ACTION ITEM:
Reproduce the entries word for word, and omit any picture you find in them.

Items from an interface collection:
Content starts

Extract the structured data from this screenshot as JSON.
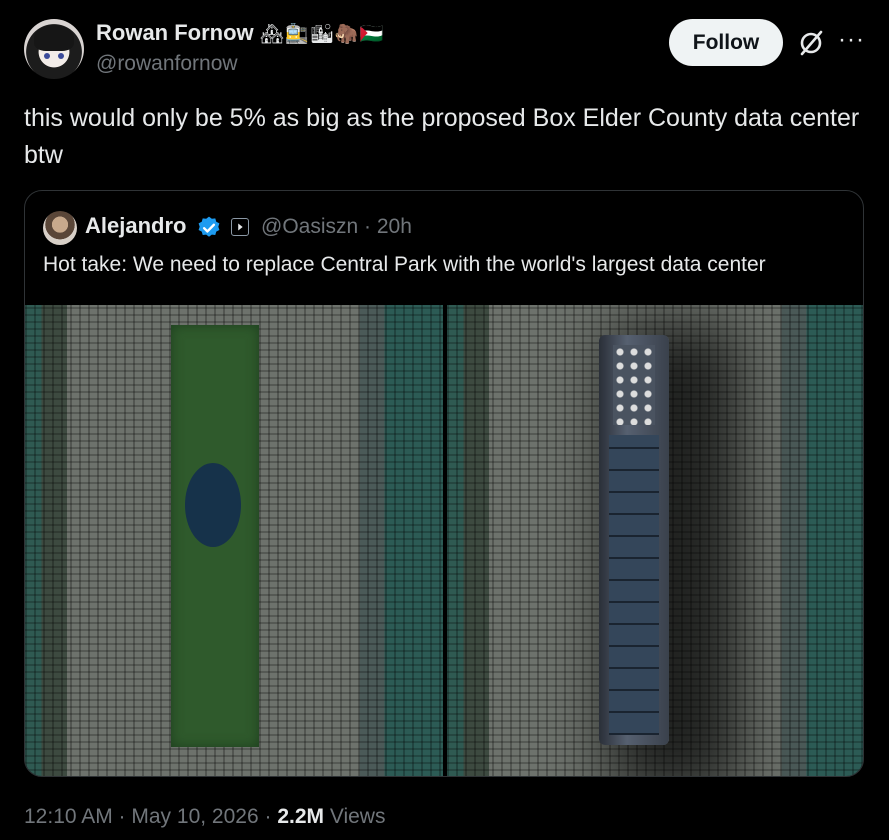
{
  "author": {
    "name": "Rowan Fornow",
    "handle": "@rowanfornow",
    "emojis": "🏘🚉🏙🦣🇵🇸"
  },
  "actions": {
    "follow_label": "Follow",
    "grok_icon": "grok-icon",
    "more_icon": "more-icon"
  },
  "tweet": {
    "text": "this would only be 5% as big as the proposed Box Elder County data center btw"
  },
  "quote": {
    "name": "Alejandro",
    "handle_time": "@Oasiszn · 20h",
    "text": "Hot take: We need to replace Central Park with the world's largest data center"
  },
  "meta": {
    "timestamp": "12:10 AM · May 10, 2026 · ",
    "views_count": "2.2M",
    "views_label": " Views"
  },
  "colors": {
    "background": "#000000",
    "text": "#e7e9ea",
    "secondary": "#71767b",
    "verified": "#1d9bf0"
  }
}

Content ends

OUTPUT:
Extract the structured data from this screenshot as JSON.
{
  "author": {
    "name": "Rowan Fornow",
    "handle": "@rowanfornow",
    "emojis": "🏘🚉🏙🦣🇵🇸"
  },
  "actions": {
    "follow_label": "Follow",
    "grok_icon": "grok-icon",
    "more_icon": "more-icon"
  },
  "tweet": {
    "text": "this would only be 5% as big as the proposed Box Elder County data center btw"
  },
  "quote": {
    "name": "Alejandro",
    "handle_time": "@Oasiszn · 20h",
    "text": "Hot take: We need to replace Central Park with the world's largest data center"
  },
  "meta": {
    "timestamp": "12:10 AM · May 10, 2026 · ",
    "views_count": "2.2M",
    "views_label": " Views"
  },
  "colors": {
    "background": "#000000",
    "text": "#e7e9ea",
    "secondary": "#71767b",
    "verified": "#1d9bf0"
  }
}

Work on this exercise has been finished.